Business is taken care of during night and evening hours during the month of Ramadan. Thursday and Friday are the normal weekend days off.

For more information on specific holidays, see Saudi Arabia Public & Bank Holidays.

Public holiday celebrations may cause delays in commercial transport of goods. It is best to check with your agent in the country about the extent of business stoppage during holidays.

For information on holidays worldwide, see: Holidays and Observances around the World.

(Last updated on 2024-01-01)

Major trade agreements

For additional information on trade agreements and rules of origin see: Rules of Origin Facilitator.

(Last updated on 2023-02-04)

Other treaties/conventions

(Last updated on 2024-01-15)

Government trade information

Saudi Government National Portal:

(Last updated on 2023-04-11)

Additional trade information

Refer to updated IMF Country Report.

(Last updated on 2022-04-01)

Traveler requirements (visas, samples, etc.)

Passport must not contain any evidence of prior or intended travel to Israel!

A visa is required for visits to Saudi Arabia. See overview of Saudi Arabia Visa Requirements.

For detailed information contact:

For worldwide visa requirements see: Travel Visa Requirements.

(Last updated on 2020-11-25)

Business customs

The official language of Saudi Arabia is Arabic, but English is widely used in business as many Saudi businessmen have been educated or have traveled extensively in the West.

Modern Saudi Arabia has adopted many of the business methods and styles of the West, but some differences remain. Most importantly, business will be conducted only after a degree of trust and familiarity has been established. Considerable time may be spent exchanging courtesies, and several visits may be required to secure business. Business visitors should arrange their itineraries to allow for long meetings, because traditional Saudis often maintain an "open office" in which they will sign papers, take telephone calls, and converse with friends or colleagues who drop by. Tea, soft drinks, and traditional Saudi coffee are usually offered. One to three cups of Saudi coffee should be taken for politeness, after which the cup should be wiggled between thumb and forefinger when returning it to the server to indicate that no further coffee is requested.

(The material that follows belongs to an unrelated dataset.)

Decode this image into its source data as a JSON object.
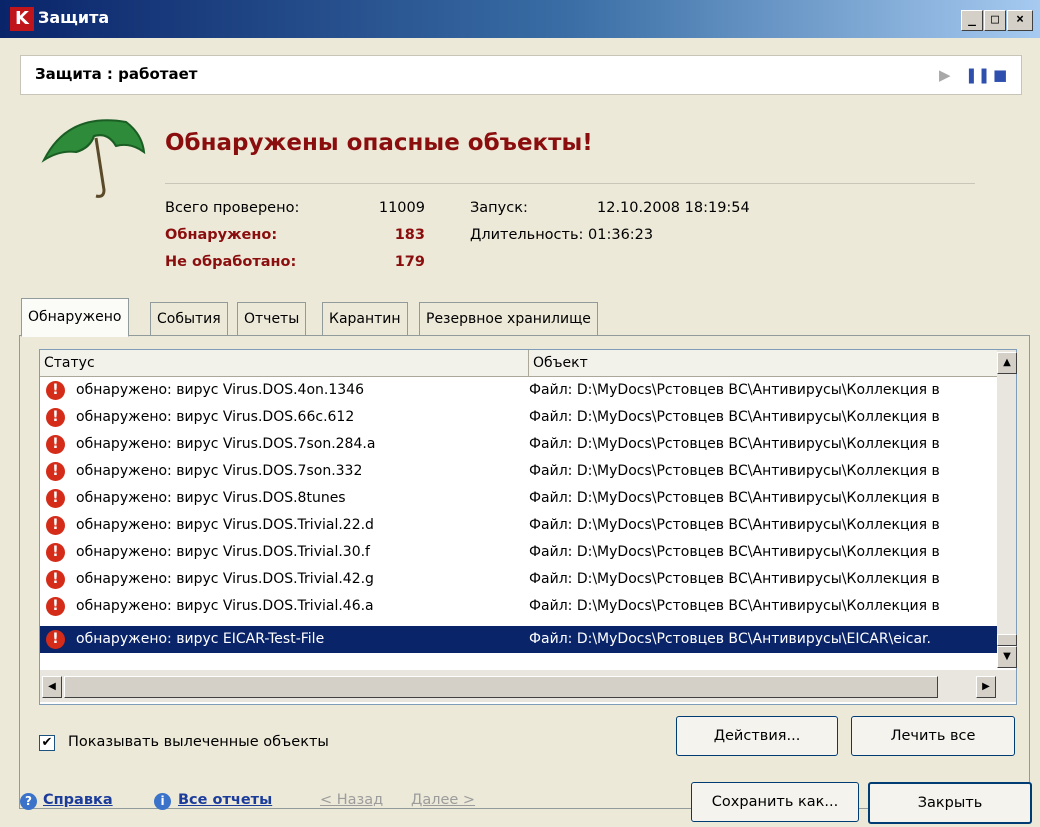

Eat with your right hand and avoid sitting at any time with the sole of the foot pointed at the host or other guest. It may be discourteous to ask about a man's wife or daughters; instead ask about his family. Shoes are sometimes removed before entering a Saudi majlis (living room). If you are invited to the home of a Saudi for a party or reception, a meal is normally served at the end of the evening, and guests will not linger long after finishing. If you invite a Saudi to dine with you, expect to be refused at least once. Customs and manners differ, so be observant and adapt your behavior to that of your host.

Saudi Arabia is a Muslim country that requires strict adherence to Islamic principles. Five times a day Muslims are obliged to pray in the direction of the holy city, Makkah. The prayer times are published in the newspaper and come at dawn, noon, afternoon, sunset, and evening. Stores and restaurants close for approximately half an hour at these times. When staging promotional events or product demonstrations, these prayer breaks should be scheduled.

For business customs check Cultural Guide - Saudi Arabia, and refer to Culture Crossing in Saudi Arabia.

(Last updated on 2019-02-24)

Important: Exercise independent care before relying on information contained herein. Although we strive to ensure all information is correct and current, GISTnet assumes no liability for detrimental reliance on this information. Trade requirements may change with little or no prior notification, de-facto requirements in certain countries vary from official regulations, and particular shipments and/or importers may have special destination customs arrangements. We encourage you to check with the importer or its customs agent in the destination country for specific importation requirements for specific products and circumstances. We ask your help with feedback ( concerning information which may be outdated or incomplete.